**YOUR OBJECTIVE:**
For each record below, retype the text exactly and omit any image.
(Beginning of RECORDS FOR PROCESSING)
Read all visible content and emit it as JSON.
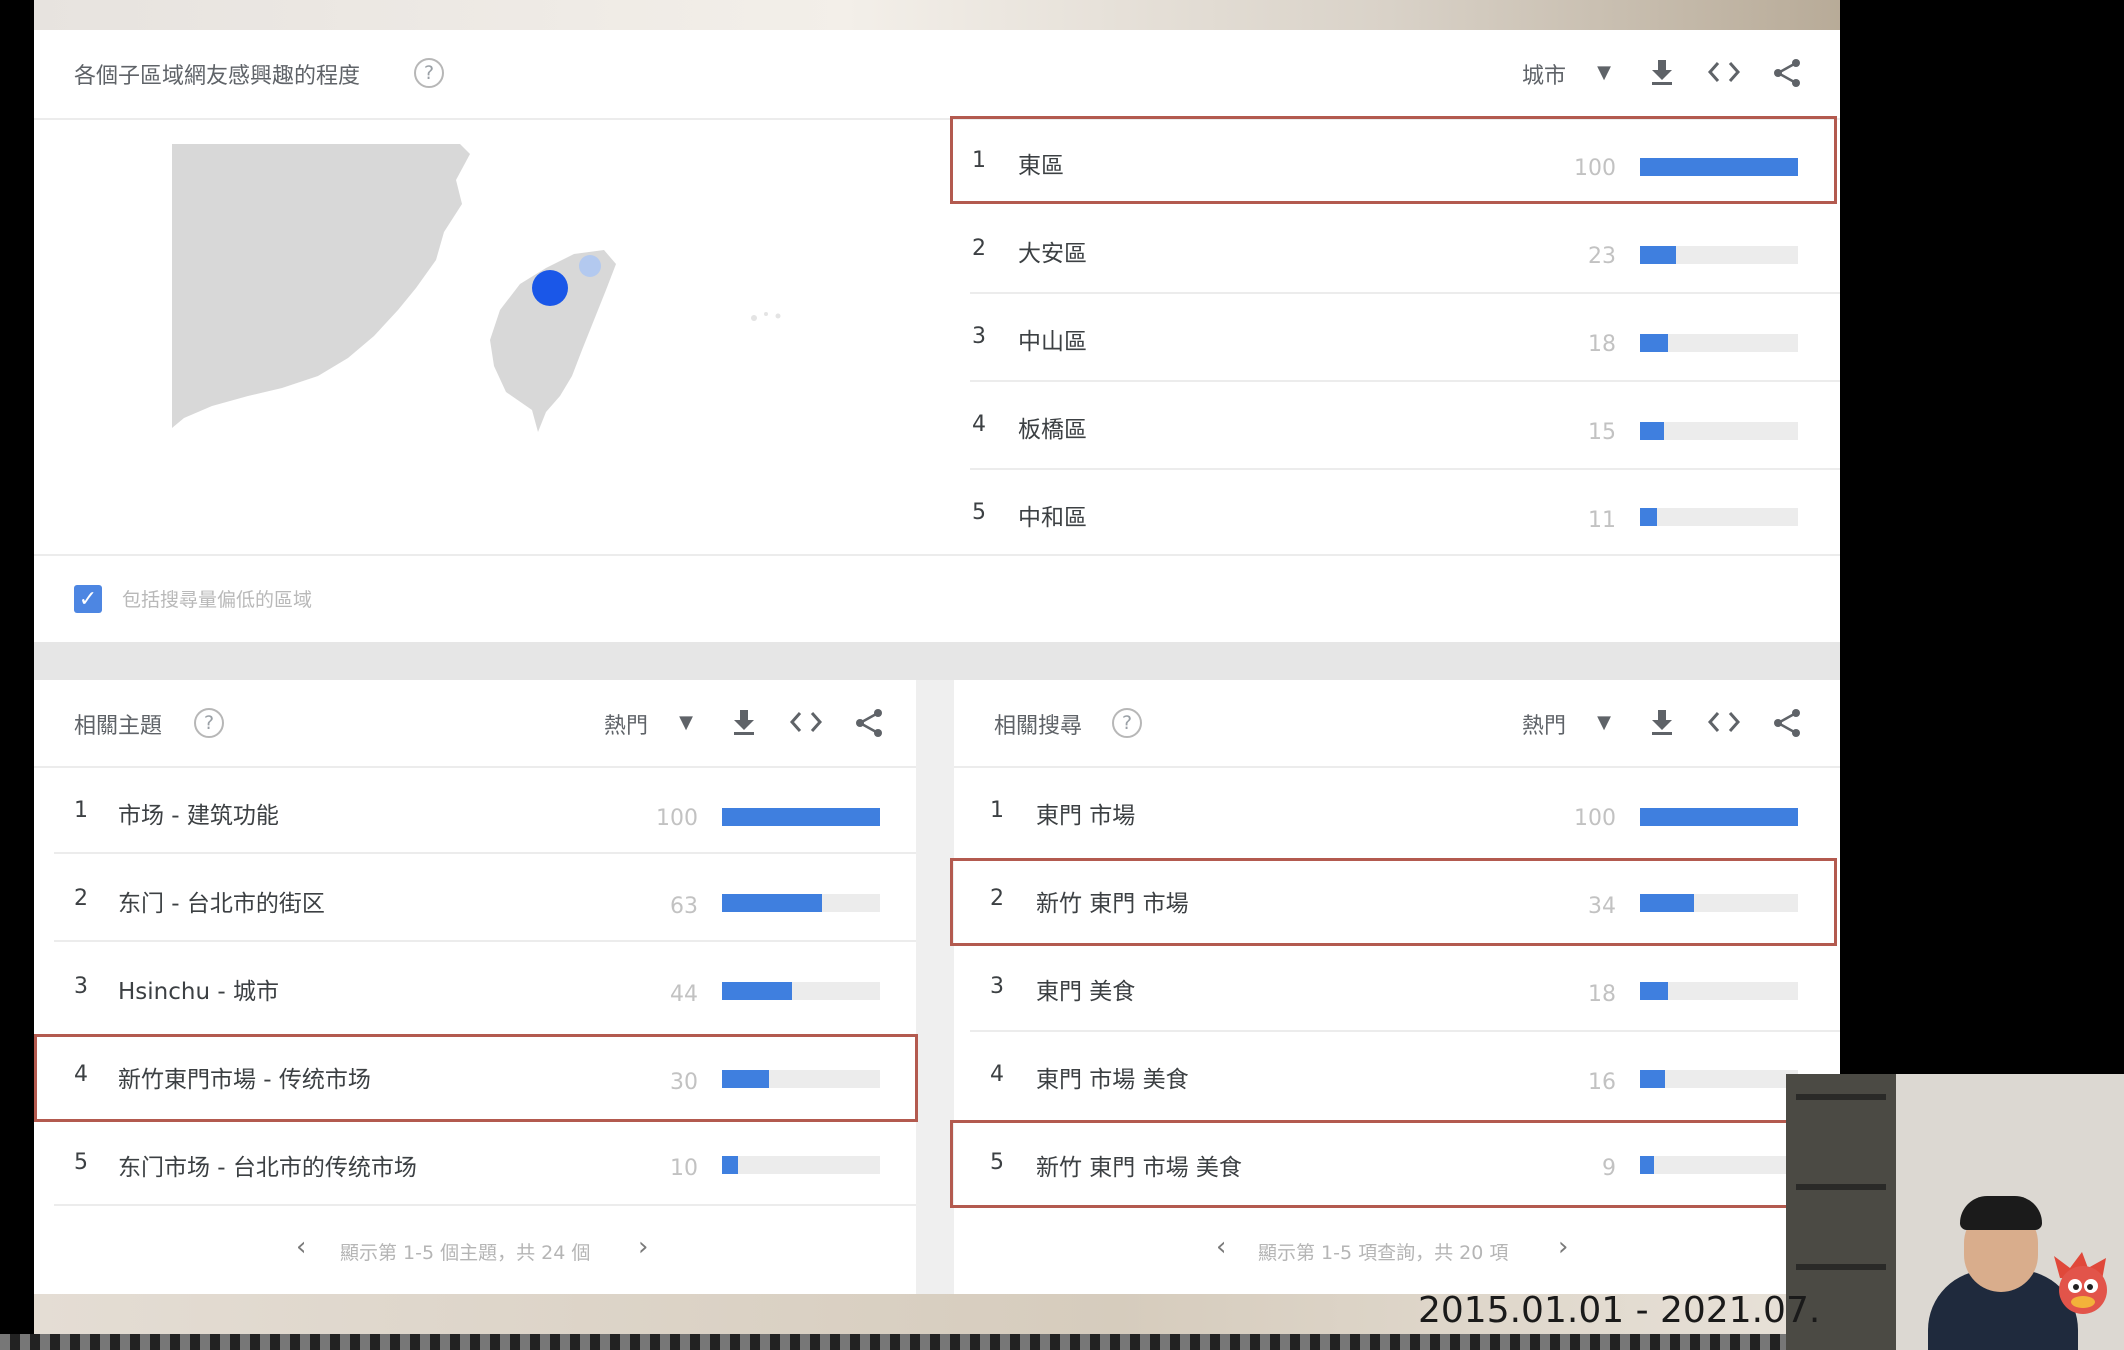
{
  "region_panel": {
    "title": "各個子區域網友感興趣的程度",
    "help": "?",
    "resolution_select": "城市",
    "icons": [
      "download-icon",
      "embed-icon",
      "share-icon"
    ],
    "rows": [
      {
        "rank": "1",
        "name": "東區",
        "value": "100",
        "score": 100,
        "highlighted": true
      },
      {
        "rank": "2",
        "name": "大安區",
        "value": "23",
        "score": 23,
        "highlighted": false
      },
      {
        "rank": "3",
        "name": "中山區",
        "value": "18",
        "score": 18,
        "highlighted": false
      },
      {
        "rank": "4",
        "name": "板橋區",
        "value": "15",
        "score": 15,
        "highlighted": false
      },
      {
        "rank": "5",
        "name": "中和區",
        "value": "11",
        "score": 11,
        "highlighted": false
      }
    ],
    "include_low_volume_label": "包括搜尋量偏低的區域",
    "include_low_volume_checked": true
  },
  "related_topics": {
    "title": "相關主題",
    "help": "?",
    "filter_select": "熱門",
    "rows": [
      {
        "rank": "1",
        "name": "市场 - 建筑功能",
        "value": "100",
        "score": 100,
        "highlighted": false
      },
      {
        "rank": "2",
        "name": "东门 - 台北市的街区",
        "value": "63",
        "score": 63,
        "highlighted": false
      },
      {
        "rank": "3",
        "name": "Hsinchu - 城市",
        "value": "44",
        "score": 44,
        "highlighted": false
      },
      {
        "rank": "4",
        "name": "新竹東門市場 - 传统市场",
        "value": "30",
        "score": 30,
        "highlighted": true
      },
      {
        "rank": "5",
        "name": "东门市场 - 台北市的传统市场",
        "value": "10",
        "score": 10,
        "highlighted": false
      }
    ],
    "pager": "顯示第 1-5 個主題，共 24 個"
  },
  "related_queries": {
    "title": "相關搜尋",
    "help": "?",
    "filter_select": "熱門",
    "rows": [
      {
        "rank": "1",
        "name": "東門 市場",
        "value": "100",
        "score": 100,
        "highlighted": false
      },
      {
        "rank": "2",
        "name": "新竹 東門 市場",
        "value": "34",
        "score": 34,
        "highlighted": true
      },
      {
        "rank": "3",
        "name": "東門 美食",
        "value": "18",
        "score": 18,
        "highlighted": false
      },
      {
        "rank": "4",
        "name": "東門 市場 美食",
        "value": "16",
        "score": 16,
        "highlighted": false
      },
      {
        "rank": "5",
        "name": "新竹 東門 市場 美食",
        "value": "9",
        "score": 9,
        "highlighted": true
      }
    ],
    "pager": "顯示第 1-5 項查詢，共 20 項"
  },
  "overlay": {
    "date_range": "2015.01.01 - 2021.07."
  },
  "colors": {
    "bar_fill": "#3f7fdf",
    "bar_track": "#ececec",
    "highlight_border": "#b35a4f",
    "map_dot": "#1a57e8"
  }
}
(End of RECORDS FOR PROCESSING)
**ANSWER TO THE PROBLEM:**
Read all visible content and emit it as JSON.
{
  "region_panel": {
    "title": "各個子區域網友感興趣的程度",
    "help": "?",
    "resolution_select": "城市",
    "icons": [
      "download-icon",
      "embed-icon",
      "share-icon"
    ],
    "rows": [
      {
        "rank": "1",
        "name": "東區",
        "value": "100",
        "score": 100,
        "highlighted": true
      },
      {
        "rank": "2",
        "name": "大安區",
        "value": "23",
        "score": 23,
        "highlighted": false
      },
      {
        "rank": "3",
        "name": "中山區",
        "value": "18",
        "score": 18,
        "highlighted": false
      },
      {
        "rank": "4",
        "name": "板橋區",
        "value": "15",
        "score": 15,
        "highlighted": false
      },
      {
        "rank": "5",
        "name": "中和區",
        "value": "11",
        "score": 11,
        "highlighted": false
      }
    ],
    "include_low_volume_label": "包括搜尋量偏低的區域",
    "include_low_volume_checked": true
  },
  "related_topics": {
    "title": "相關主題",
    "help": "?",
    "filter_select": "熱門",
    "rows": [
      {
        "rank": "1",
        "name": "市场 - 建筑功能",
        "value": "100",
        "score": 100,
        "highlighted": false
      },
      {
        "rank": "2",
        "name": "东门 - 台北市的街区",
        "value": "63",
        "score": 63,
        "highlighted": false
      },
      {
        "rank": "3",
        "name": "Hsinchu - 城市",
        "value": "44",
        "score": 44,
        "highlighted": false
      },
      {
        "rank": "4",
        "name": "新竹東門市場 - 传统市场",
        "value": "30",
        "score": 30,
        "highlighted": true
      },
      {
        "rank": "5",
        "name": "东门市场 - 台北市的传统市场",
        "value": "10",
        "score": 10,
        "highlighted": false
      }
    ],
    "pager": "顯示第 1-5 個主題，共 24 個"
  },
  "related_queries": {
    "title": "相關搜尋",
    "help": "?",
    "filter_select": "熱門",
    "rows": [
      {
        "rank": "1",
        "name": "東門 市場",
        "value": "100",
        "score": 100,
        "highlighted": false
      },
      {
        "rank": "2",
        "name": "新竹 東門 市場",
        "value": "34",
        "score": 34,
        "highlighted": true
      },
      {
        "rank": "3",
        "name": "東門 美食",
        "value": "18",
        "score": 18,
        "highlighted": false
      },
      {
        "rank": "4",
        "name": "東門 市場 美食",
        "value": "16",
        "score": 16,
        "highlighted": false
      },
      {
        "rank": "5",
        "name": "新竹 東門 市場 美食",
        "value": "9",
        "score": 9,
        "highlighted": true
      }
    ],
    "pager": "顯示第 1-5 項查詢，共 20 項"
  },
  "overlay": {
    "date_range": "2015.01.01 - 2021.07."
  },
  "colors": {
    "bar_fill": "#3f7fdf",
    "bar_track": "#ececec",
    "highlight_border": "#b35a4f",
    "map_dot": "#1a57e8"
  }
}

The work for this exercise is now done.